What you have to do:
Give back all the records exactly, keeping every line whole.

Dataset records:

========================

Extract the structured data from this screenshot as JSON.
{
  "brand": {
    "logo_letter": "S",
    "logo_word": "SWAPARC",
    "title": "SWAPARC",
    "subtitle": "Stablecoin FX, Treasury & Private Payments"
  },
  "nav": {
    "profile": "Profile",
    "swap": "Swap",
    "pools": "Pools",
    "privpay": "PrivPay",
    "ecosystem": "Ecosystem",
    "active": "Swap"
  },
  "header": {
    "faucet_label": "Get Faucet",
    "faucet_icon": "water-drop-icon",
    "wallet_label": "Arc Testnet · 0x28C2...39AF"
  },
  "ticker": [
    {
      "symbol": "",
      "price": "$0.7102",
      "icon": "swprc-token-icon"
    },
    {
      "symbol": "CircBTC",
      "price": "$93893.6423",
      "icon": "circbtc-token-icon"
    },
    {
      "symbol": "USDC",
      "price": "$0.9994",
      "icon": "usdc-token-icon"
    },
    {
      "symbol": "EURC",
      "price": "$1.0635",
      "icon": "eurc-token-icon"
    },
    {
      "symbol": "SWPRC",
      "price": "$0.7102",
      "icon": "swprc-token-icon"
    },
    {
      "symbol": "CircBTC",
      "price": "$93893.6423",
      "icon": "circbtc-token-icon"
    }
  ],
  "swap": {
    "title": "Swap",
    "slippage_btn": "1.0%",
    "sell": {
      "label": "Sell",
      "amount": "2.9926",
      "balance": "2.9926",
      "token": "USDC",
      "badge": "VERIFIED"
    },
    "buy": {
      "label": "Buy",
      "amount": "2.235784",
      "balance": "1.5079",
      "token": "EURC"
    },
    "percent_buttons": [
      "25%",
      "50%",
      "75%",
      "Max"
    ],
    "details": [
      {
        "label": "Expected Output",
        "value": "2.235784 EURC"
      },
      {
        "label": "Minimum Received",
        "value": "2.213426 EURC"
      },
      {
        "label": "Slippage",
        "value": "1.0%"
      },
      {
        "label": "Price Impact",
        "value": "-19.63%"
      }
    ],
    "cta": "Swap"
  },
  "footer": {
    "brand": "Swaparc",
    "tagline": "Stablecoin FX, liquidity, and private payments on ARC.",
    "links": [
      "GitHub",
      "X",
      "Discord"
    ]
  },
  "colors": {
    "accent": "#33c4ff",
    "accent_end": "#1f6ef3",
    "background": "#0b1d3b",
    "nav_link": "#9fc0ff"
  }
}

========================

Answer to this task:
Extract the structured data from this screenshot as JSON.
{
  "brand": {
    "logo_letter": "S",
    "logo_word": "SWAPARC",
    "title": "SWAPARC",
    "subtitle": "Stablecoin FX, Treasury & Private Payments"
  },
  "nav": {
    "profile": "Profile",
    "swap": "Swap",
    "pools": "Pools",
    "privpay": "PrivPay",
    "ecosystem": "Ecosystem",
    "active": "Swap"
  },
  "header": {
    "faucet_label": "Get Faucet",
    "faucet_icon": "water-drop-icon",
    "wallet_label": "Arc Testnet · 0x28C2...39AF"
  },
  "ticker": [
    {
      "symbol": "",
      "price": "$0.7102",
      "icon": "swprc-token-icon"
    },
    {
      "symbol": "CircBTC",
      "price": "$93893.6423",
      "icon": "circbtc-token-icon"
    },
    {
      "symbol": "USDC",
      "price": "$0.9994",
      "icon": "usdc-token-icon"
    },
    {
      "symbol": "EURC",
      "price": "$1.0635",
      "icon": "eurc-token-icon"
    },
    {
      "symbol": "SWPRC",
      "price": "$0.7102",
      "icon": "swprc-token-icon"
    },
    {
      "symbol": "CircBTC",
      "price": "$93893.6423",
      "icon": "circbtc-token-icon"
    }
  ],
  "swap": {
    "title": "Swap",
    "slippage_btn": "1.0%",
    "sell": {
      "label": "Sell",
      "amount": "2.9926",
      "balance": "2.9926",
      "token": "USDC",
      "badge": "VERIFIED"
    },
    "buy": {
      "label": "Buy",
      "amount": "2.235784",
      "balance": "1.5079",
      "token": "EURC"
    },
    "percent_buttons": [
      "25%",
      "50%",
      "75%",
      "Max"
    ],
    "details": [
      {
        "label": "Expected Output",
        "value": "2.235784 EURC"
      },
      {
        "label": "Minimum Received",
        "value": "2.213426 EURC"
      },
      {
        "label": "Slippage",
        "value": "1.0%"
      },
      {
        "label": "Price Impact",
        "value": "-19.63%"
      }
    ],
    "cta": "Swap"
  },
  "footer": {
    "brand": "Swaparc",
    "tagline": "Stablecoin FX, liquidity, and private payments on ARC.",
    "links": [
      "GitHub",
      "X",
      "Discord"
    ]
  },
  "colors": {
    "accent": "#33c4ff",
    "accent_end": "#1f6ef3",
    "background": "#0b1d3b",
    "nav_link": "#9fc0ff"
  }
}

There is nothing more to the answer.